They might even call her “ma’am” just to needle her about an infamous 2009 incident in which she rebuked an Army general who, following military protocol, addressed her as “ma’am” during a committee hearing.
“Do me a favor,” Boxer told the general. “Could you say ‘senator’ instead of ‘ma’am’? It’s just a thing; I worked so hard to get that title, so I’d appreciate it.”
Boxer has raised almost no money for a 2016 re-election campaign and has said nothing to dampen the speculation that she will not run. She plans to announce her intention, whatever it is, early next year.
Back to those lists.
They are universally topped by Attorney General Kamala Harris and Lt. Gov. Gavin Newsom, two of many Democratic politicians waiting out the domination of top-tier offices by generation-older politicians, not only Boxer and Feinstein, but Gov. Jerry Brown.
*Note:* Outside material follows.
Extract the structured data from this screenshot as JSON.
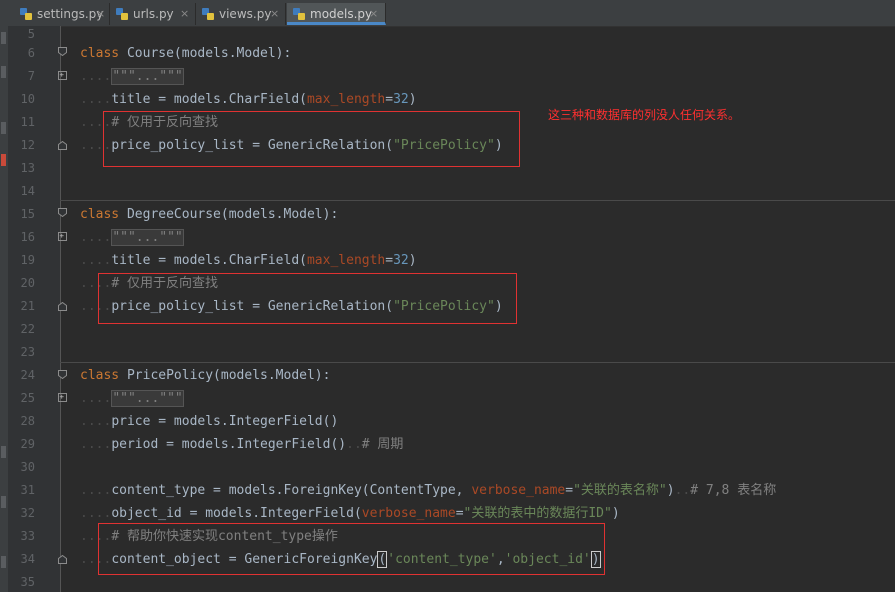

Harris and Newsom share the same political adviser and are probably smart enough to avoid a direct duel, with one waiting for Feinstein to give it up in 2016 or Brown’s final term to end in 2018.
Los Angeles Mayor Eric Garcetti may be the most viable Southern California possibility. There’s some movement for hedge fund billionaire/environmental activist Tom Steyer to run, given his bottomless bucket of money.
Second-tier Democrats who might yearn for Boxer’s seat include Secretary of State-elect Alex Padilla, Treasurer-elect John Chiang and former Los Angeles Mayor Antonio Villaraigosa.
But what about Republicans? The party’s best hope, if she would make the run, probably would be former Secretary of State Condoleezza Rice, who’s now at Stanford University.
A high-turnout presidential election in a blue state would not be a good arena for any Republican, although were a slew of Democrats to run, it would be very remotely possible for the top-two primary to produce two GOP finalists.
Most likely, however, one of the aforementioned Democrats will succeed Boxer.